Today might be a bit of a catch-up day in our #30daystoMontessori series for you if you’ve already figured out how to get your kids to help put their toys away, but I think this is an important aspect of implementing the Montessori Method at home (or in your classroom).
There are many reasons why children might not put their toys away, so today we’re going to explore the different issues and present some solutions and tips to get your children to help tidy up!
Day 12: Teach Children To Put Their Toys Away
Empowering children to put their toys away is such a gift — to both them and yourself!

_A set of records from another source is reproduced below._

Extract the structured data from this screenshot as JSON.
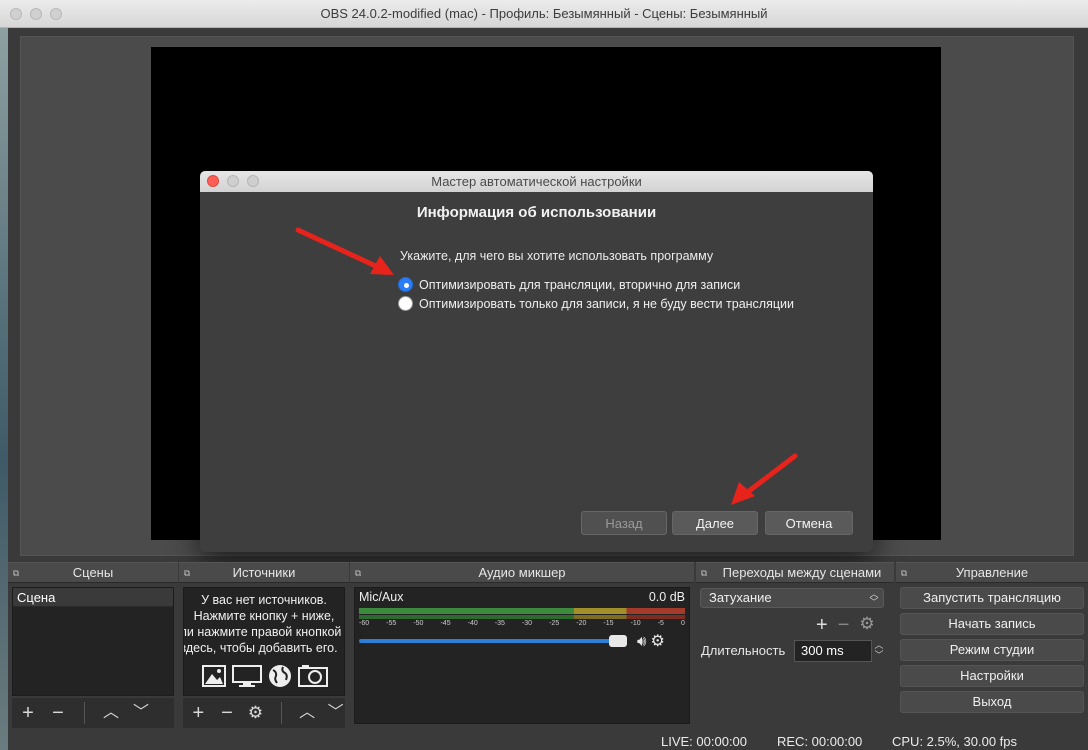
{
  "window": {
    "title": "OBS 24.0.2-modified (mac) - Профиль: Безымянный - Сцены: Безымянный"
  },
  "dialog": {
    "title": "Мастер автоматической настройки",
    "heading": "Информация об использовании",
    "description": "Укажите, для чего вы хотите использовать программу",
    "options": [
      {
        "label": "Оптимизировать для трансляции, вторично для записи",
        "selected": true
      },
      {
        "label": "Оптимизировать только для записи, я не буду вести трансляции",
        "selected": false
      }
    ],
    "buttons": {
      "back": "Назад",
      "next": "Далее",
      "cancel": "Отмена"
    }
  },
  "docks": {
    "scenes": {
      "title": "Сцены",
      "items": [
        "Сцена"
      ]
    },
    "sources": {
      "title": "Источники",
      "empty_lines": [
        "У вас нет источников.",
        "Нажмите кнопку + ниже,",
        "или нажмите правой кнопкой",
        "здесь, чтобы добавить его."
      ]
    },
    "mixer": {
      "title": "Аудио микшер",
      "channel": "Mic/Aux",
      "level": "0.0 dB",
      "ticks": [
        "-60",
        "-55",
        "-50",
        "-45",
        "-40",
        "-35",
        "-30",
        "-25",
        "-20",
        "-15",
        "-10",
        "-5",
        "0"
      ],
      "volume": 1.0
    },
    "transitions": {
      "title": "Переходы между сценами",
      "selected": "Затухание",
      "duration_label": "Длительность",
      "duration_value": "300 ms"
    },
    "controls": {
      "title": "Управление",
      "buttons": [
        "Запустить трансляцию",
        "Начать запись",
        "Режим студии",
        "Настройки",
        "Выход"
      ]
    }
  },
  "status": {
    "live": "LIVE: 00:00:00",
    "rec": "REC: 00:00:00",
    "cpu": "CPU: 2.5%, 30.00 fps"
  },
  "colors": {
    "accent": "#2a7cf7",
    "arrow": "#e8231c",
    "close_button": "#fc5f57"
  }
}
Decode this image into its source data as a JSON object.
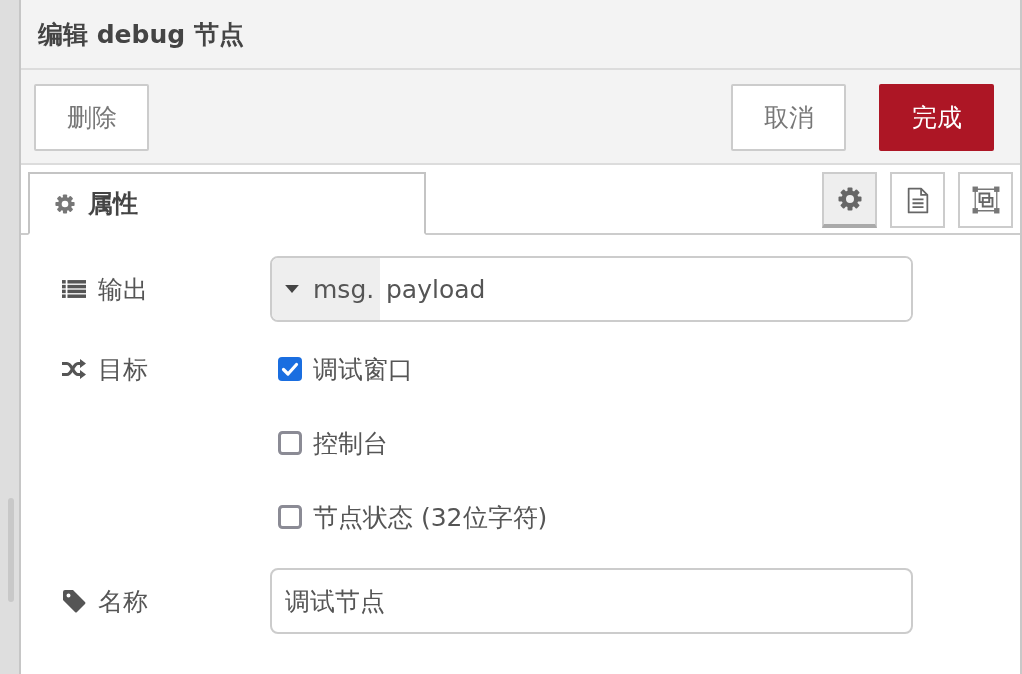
{
  "dialog": {
    "title": "编辑 debug 节点"
  },
  "left_buttons": [
    {
      "label": "删除",
      "kind": "plain"
    }
  ],
  "right_buttons": [
    {
      "label": "取消",
      "kind": "plain"
    },
    {
      "label": "完成",
      "kind": "primary"
    }
  ],
  "tabs": [
    {
      "label": "属性",
      "selected": true
    }
  ],
  "side_buttons": [
    {
      "selected": true
    },
    {
      "selected": false
    },
    {
      "selected": false
    }
  ],
  "form": [
    {
      "kind": "typed_input",
      "label": "输出",
      "type": "msg.",
      "value": "payload"
    },
    {
      "kind": "checkboxes",
      "label": "目标",
      "options": [
        {
          "label": "调试窗口",
          "checked": true
        },
        {
          "label": "控制台",
          "checked": false
        },
        {
          "label": "节点状态 (32位字符)",
          "checked": false
        }
      ]
    },
    {
      "kind": "text_input",
      "label": "名称",
      "value": "调试节点"
    }
  ]
}
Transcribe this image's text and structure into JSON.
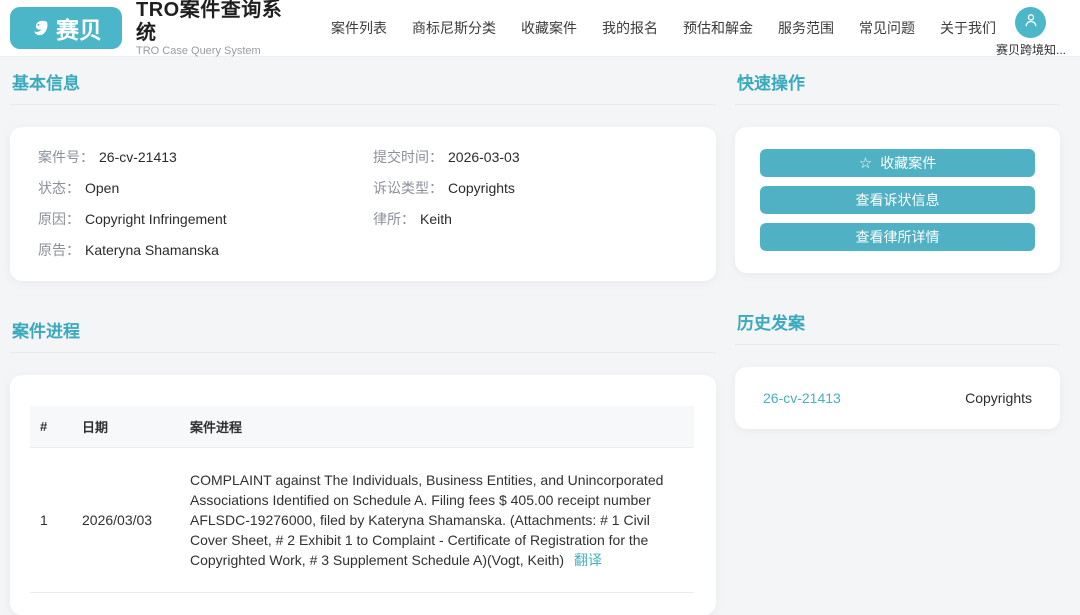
{
  "colors": {
    "accent": "#4fb1c3",
    "heading_teal": "#3aa9bd",
    "link_teal": "#4aafc2",
    "logo_teal": "#4cb6c9"
  },
  "icons": {
    "star": "☆",
    "user_avatar": "person-silhouette",
    "logo_mark": "saibei-swirl"
  },
  "header": {
    "logo_text": "赛贝",
    "title": "TRO案件查询系统",
    "subtitle": "TRO Case Query System",
    "nav": [
      {
        "label": "案件列表"
      },
      {
        "label": "商标尼斯分类"
      },
      {
        "label": "收藏案件"
      },
      {
        "label": "我的报名"
      },
      {
        "label": "预估和解金"
      },
      {
        "label": "服务范围"
      },
      {
        "label": "常见问题"
      },
      {
        "label": "关于我们"
      }
    ],
    "user_name": "赛贝跨境知..."
  },
  "basic_info": {
    "heading": "基本信息",
    "fields": [
      {
        "label": "案件号：",
        "value": "26-cv-21413"
      },
      {
        "label": "提交时间：",
        "value": "2026-03-03"
      },
      {
        "label": "状态：",
        "value": "Open"
      },
      {
        "label": "诉讼类型：",
        "value": "Copyrights"
      },
      {
        "label": "原因：",
        "value": "Copyright Infringement"
      },
      {
        "label": "律所：",
        "value": "Keith"
      },
      {
        "label": "原告：",
        "value": "Kateryna Shamanska"
      }
    ]
  },
  "quick_actions": {
    "heading": "快速操作",
    "favorite_icon": "☆",
    "buttons": [
      {
        "label": "收藏案件"
      },
      {
        "label": "查看诉状信息"
      },
      {
        "label": "查看律所详情"
      }
    ]
  },
  "case_progress": {
    "heading": "案件进程",
    "columns": [
      "#",
      "日期",
      "案件进程"
    ],
    "rows": [
      {
        "index": "1",
        "date": "2026/03/03",
        "description": "COMPLAINT against The Individuals, Business Entities, and Unincorporated Associations Identified on Schedule A. Filing fees $ 405.00 receipt number AFLSDC-19276000, filed by Kateryna Shamanska. (Attachments: # 1 Civil Cover Sheet, # 2 Exhibit 1 to Complaint - Certificate of Registration for the Copyrighted Work, # 3 Supplement Schedule A)(Vogt, Keith)",
        "translate_label": "翻译"
      }
    ]
  },
  "history": {
    "heading": "历史发案",
    "items": [
      {
        "case_no": "26-cv-21413",
        "type": "Copyrights"
      }
    ]
  }
}
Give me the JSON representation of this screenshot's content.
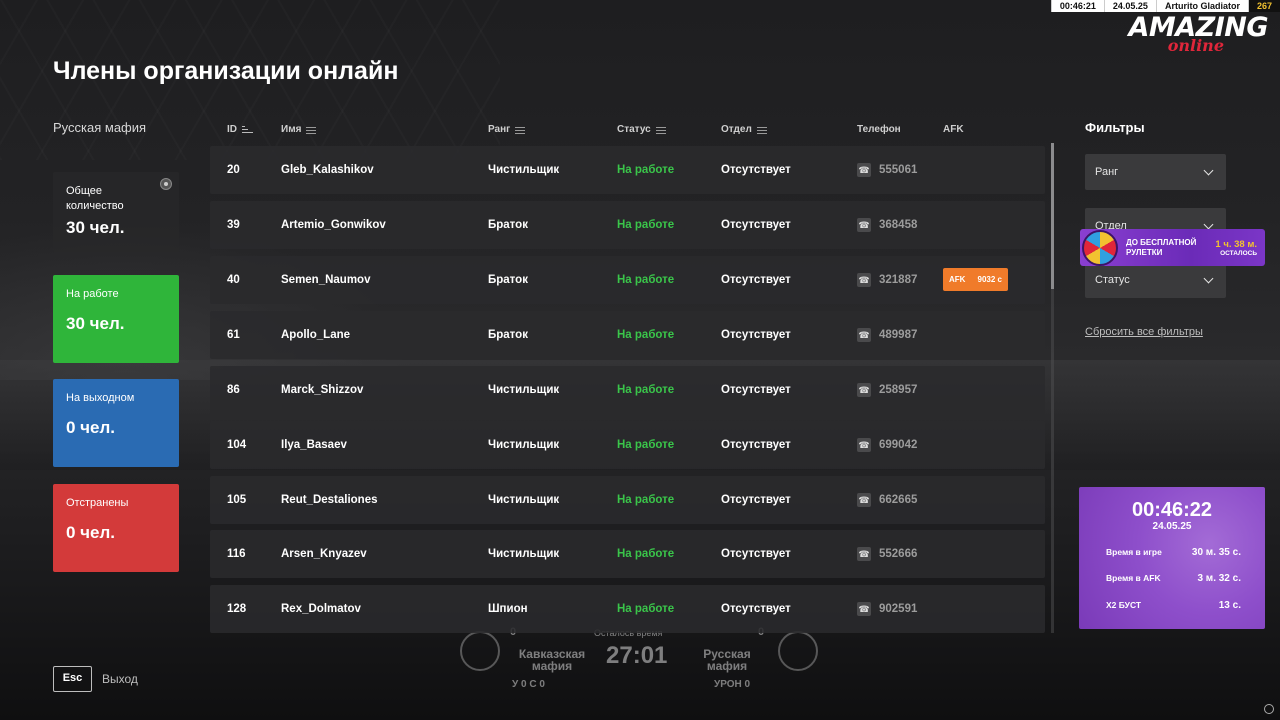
{
  "hud": {
    "time": "00:46:21",
    "date": "24.05.25",
    "player": "Arturito Gladiator",
    "level": "267"
  },
  "logo": {
    "main": "AMAZING",
    "sub": "online"
  },
  "page_title": "Члены организации онлайн",
  "org_name": "Русская мафия",
  "stats": {
    "total": {
      "label": "Общее количество",
      "value": "30 чел."
    },
    "working": {
      "label": "На работе",
      "value": "30 чел.",
      "color": "#2fb53a"
    },
    "off": {
      "label": "На выходном",
      "value": "0 чел.",
      "color": "#2a6bb3"
    },
    "suspended": {
      "label": "Отстранены",
      "value": "0 чел.",
      "color": "#d33a3a"
    }
  },
  "table": {
    "columns": {
      "id": "ID",
      "name": "Имя",
      "rank": "Ранг",
      "status": "Статус",
      "dept": "Отдел",
      "phone": "Телефон",
      "afk": "AFK"
    },
    "rows": [
      {
        "id": "20",
        "name": "Gleb_Kalashikov",
        "rank": "Чистильщик",
        "status": "На работе",
        "dept": "Отсутствует",
        "phone": "555061"
      },
      {
        "id": "39",
        "name": "Artemio_Gonwikov",
        "rank": "Браток",
        "status": "На работе",
        "dept": "Отсутствует",
        "phone": "368458"
      },
      {
        "id": "40",
        "name": "Semen_Naumov",
        "rank": "Браток",
        "status": "На работе",
        "dept": "Отсутствует",
        "phone": "321887",
        "afk_label": "AFK",
        "afk_value": "9032 с"
      },
      {
        "id": "61",
        "name": "Apollo_Lane",
        "rank": "Браток",
        "status": "На работе",
        "dept": "Отсутствует",
        "phone": "489987"
      },
      {
        "id": "86",
        "name": "Marck_Shizzov",
        "rank": "Чистильщик",
        "status": "На работе",
        "dept": "Отсутствует",
        "phone": "258957"
      },
      {
        "id": "104",
        "name": "Ilya_Basaev",
        "rank": "Чистильщик",
        "status": "На работе",
        "dept": "Отсутствует",
        "phone": "699042"
      },
      {
        "id": "105",
        "name": "Reut_Destaliones",
        "rank": "Чистильщик",
        "status": "На работе",
        "dept": "Отсутствует",
        "phone": "662665"
      },
      {
        "id": "116",
        "name": "Arsen_Knyazev",
        "rank": "Чистильщик",
        "status": "На работе",
        "dept": "Отсутствует",
        "phone": "552666"
      },
      {
        "id": "128",
        "name": "Rex_Dolmatov",
        "rank": "Шпион",
        "status": "На работе",
        "dept": "Отсутствует",
        "phone": "902591"
      }
    ]
  },
  "filters": {
    "title": "Фильтры",
    "rank": "Ранг",
    "dept": "Отдел",
    "status": "Статус",
    "reset": "Сбросить все фильтры"
  },
  "promo": {
    "text": "ДО БЕСПЛАТНОЙ РУЛЕТКИ",
    "time": "1 ч. 38 м.",
    "suffix": "ОСТАЛОСЬ"
  },
  "timebox": {
    "clock": "00:46:22",
    "date": "24.05.25",
    "game_label": "Время в игре",
    "game_value": "30 м. 35 с.",
    "afk_label": "Время в AFK",
    "afk_value": "3 м. 32 с.",
    "boost_label": "X2 БУСТ",
    "boost_value": "13 с."
  },
  "exit": {
    "key": "Esc",
    "label": "Выход"
  },
  "war": {
    "team_left": "Кавказская мафия",
    "team_right": "Русская мафия",
    "remaining_label": "Осталось время",
    "timer": "27:01",
    "score_left": "0",
    "score_right": "0",
    "left_stats": "У 0   С 0",
    "right_stats": "УРОН 0"
  },
  "colors": {
    "status_active": "#3ac54a",
    "afk_badge": "#f07b2a",
    "accent_red": "#e0263a"
  }
}
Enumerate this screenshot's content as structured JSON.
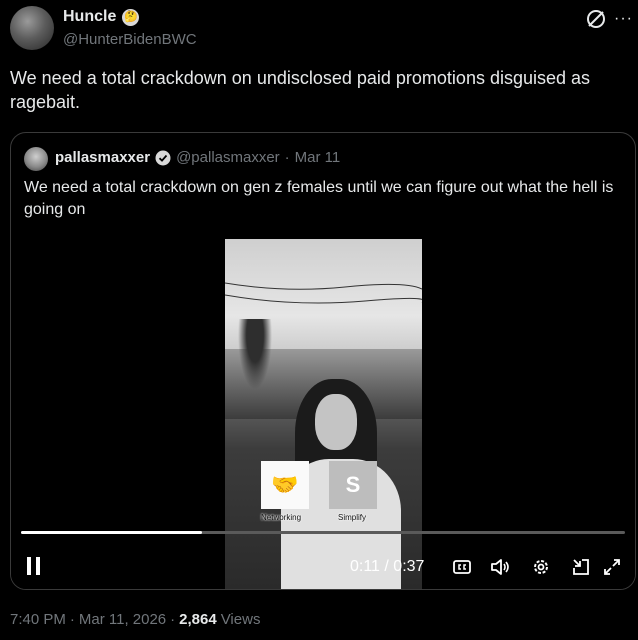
{
  "author": {
    "name": "Huncle",
    "handle": "@HunterBidenBWC",
    "badge": "thinking-face-emoji"
  },
  "post": {
    "text": "We need a total crackdown on undisclosed paid promotions disguised as ragebait."
  },
  "quoted": {
    "name": "pallasmaxxer",
    "handle": "@pallasmaxxer",
    "separator": "·",
    "date": "Mar 11",
    "text": "We need a total crackdown on gen z females until we can figure out what the hell is going on",
    "video": {
      "card_1_label": "Networking",
      "card_2_label": "Simplify",
      "time": "0:11 / 0:37",
      "progress": 0.3
    }
  },
  "footer": {
    "time": "7:40 PM",
    "separator_1": "·",
    "date": "Mar 11, 2026",
    "separator_2": "·",
    "views_count": "2,864",
    "views_label": "Views"
  },
  "colors": {
    "background": "#000000",
    "text_primary": "#e7e9ea",
    "text_secondary": "#71767b",
    "border": "#3a3a3a"
  }
}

This challenge goes hand in hand with two previous #30daystoMontessori challenges: creating an orderly environment for your children, and taking it to the mat.
Does your child’s environment easily lend itself to clean up? Alternatively, does your child’s environment easily lend itself to big messes?
I find the “shelf set-up” that is common in Montessori preschools makes it easy for children to find what they are looking for because they don’t have to empty out a bin to find their desired material – it is literally sitting right out in front of them, but in an orderly way. It is also easy to put materials away when they have a designated spot.
Using floor mats obviously helps with reducing the number of materials and toys that are out (and “in use”) at any given time, but even trying to point out natural cues in your child’s environment to help them start thinking of putting toys away as a problem solving opportunity:
“I see you’re having a hard time finding enough room to set-up your farm. Maybe we should stop and put some of these other toys away first?”
I started encouraging Ella to start “helping” at 4 months old, and with young children you can make a game out of picking toys up and putting them in a basket or on a shelf (or even just handing them to you). Some children will respond well to your hand guiding theirs, called “hand over hand,” to help pick up the toys.
The key is to keep the focus on the positive as much as possible. Even if your child only picks up 10% of their mess at first, that’s still a great effort on their part! You can even incorporate fun “cleaning songs” into the mix!
The more positive and normalized the experience of cleaning up is, the more children will be encouraged to continue to make efforts at it.
Ask yourself these questions about your child’s interactions with their environment:
- If some areas are constantly being messed up, is it due to the materials or toys on offer?
- Is there a lack of free play space?
- Is the space overwhelming in some capacity? Colours, music, or other sensory stimulation can be counter-productive if there is too much of it.
- Are the storage systems easy for children to use and understand?
- Are there too many toys?